### WHAT IS NEEDED
Write out each record again exactly as it stands.

[Web page and app entries]
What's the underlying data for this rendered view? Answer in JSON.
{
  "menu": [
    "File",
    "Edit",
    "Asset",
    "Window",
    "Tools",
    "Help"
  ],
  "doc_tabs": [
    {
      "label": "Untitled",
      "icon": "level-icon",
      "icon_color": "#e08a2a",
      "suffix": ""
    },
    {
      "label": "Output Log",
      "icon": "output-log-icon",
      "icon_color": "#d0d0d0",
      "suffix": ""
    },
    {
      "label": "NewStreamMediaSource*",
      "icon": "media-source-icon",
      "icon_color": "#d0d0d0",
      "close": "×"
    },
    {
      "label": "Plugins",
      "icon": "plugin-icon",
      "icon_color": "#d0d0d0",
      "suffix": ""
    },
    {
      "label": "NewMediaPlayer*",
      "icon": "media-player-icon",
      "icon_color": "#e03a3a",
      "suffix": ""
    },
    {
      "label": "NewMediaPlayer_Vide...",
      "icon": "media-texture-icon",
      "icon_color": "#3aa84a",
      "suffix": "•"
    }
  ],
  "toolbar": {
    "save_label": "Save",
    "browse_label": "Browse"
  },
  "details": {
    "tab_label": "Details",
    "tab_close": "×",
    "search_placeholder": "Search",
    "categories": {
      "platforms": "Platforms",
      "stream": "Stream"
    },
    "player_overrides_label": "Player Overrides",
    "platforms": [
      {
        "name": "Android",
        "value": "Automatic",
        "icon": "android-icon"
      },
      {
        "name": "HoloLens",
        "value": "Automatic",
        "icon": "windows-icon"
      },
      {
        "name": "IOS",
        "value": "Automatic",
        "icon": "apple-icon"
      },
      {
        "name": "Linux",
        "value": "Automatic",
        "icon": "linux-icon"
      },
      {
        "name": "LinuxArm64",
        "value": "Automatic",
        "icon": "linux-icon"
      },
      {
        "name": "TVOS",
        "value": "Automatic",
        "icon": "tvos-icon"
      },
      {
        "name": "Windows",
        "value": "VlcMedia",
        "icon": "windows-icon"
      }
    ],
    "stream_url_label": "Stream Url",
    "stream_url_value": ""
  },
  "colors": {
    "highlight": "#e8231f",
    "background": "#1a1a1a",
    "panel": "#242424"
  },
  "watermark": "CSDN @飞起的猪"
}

### SOLUTION TO THE EXERCISE
What's the underlying data for this rendered view? Answer in JSON.
{
  "menu": [
    "File",
    "Edit",
    "Asset",
    "Window",
    "Tools",
    "Help"
  ],
  "doc_tabs": [
    {
      "label": "Untitled",
      "icon": "level-icon",
      "icon_color": "#e08a2a",
      "suffix": ""
    },
    {
      "label": "Output Log",
      "icon": "output-log-icon",
      "icon_color": "#d0d0d0",
      "suffix": ""
    },
    {
      "label": "NewStreamMediaSource*",
      "icon": "media-source-icon",
      "icon_color": "#d0d0d0",
      "close": "×"
    },
    {
      "label": "Plugins",
      "icon": "plugin-icon",
      "icon_color": "#d0d0d0",
      "suffix": ""
    },
    {
      "label": "NewMediaPlayer*",
      "icon": "media-player-icon",
      "icon_color": "#e03a3a",
      "suffix": ""
    },
    {
      "label": "NewMediaPlayer_Vide...",
      "icon": "media-texture-icon",
      "icon_color": "#3aa84a",
      "suffix": "•"
    }
  ],
  "toolbar": {
    "save_label": "Save",
    "browse_label": "Browse"
  },
  "details": {
    "tab_label": "Details",
    "tab_close": "×",
    "search_placeholder": "Search",
    "categories": {
      "platforms": "Platforms",
      "stream": "Stream"
    },
    "player_overrides_label": "Player Overrides",
    "platforms": [
      {
        "name": "Android",
        "value": "Automatic",
        "icon": "android-icon"
      },
      {
        "name": "HoloLens",
        "value": "Automatic",
        "icon": "windows-icon"
      },
      {
        "name": "IOS",
        "value": "Automatic",
        "icon": "apple-icon"
      },
      {
        "name": "Linux",
        "value": "Automatic",
        "icon": "linux-icon"
      },
      {
        "name": "LinuxArm64",
        "value": "Automatic",
        "icon": "linux-icon"
      },
      {
        "name": "TVOS",
        "value": "Automatic",
        "icon": "tvos-icon"
      },
      {
        "name": "Windows",
        "value": "VlcMedia",
        "icon": "windows-icon"
      }
    ],
    "stream_url_label": "Stream Url",
    "stream_url_value": ""
  },
  "colors": {
    "highlight": "#e8231f",
    "background": "#1a1a1a",
    "panel": "#242424"
  },
  "watermark": "CSDN @飞起的猪"
}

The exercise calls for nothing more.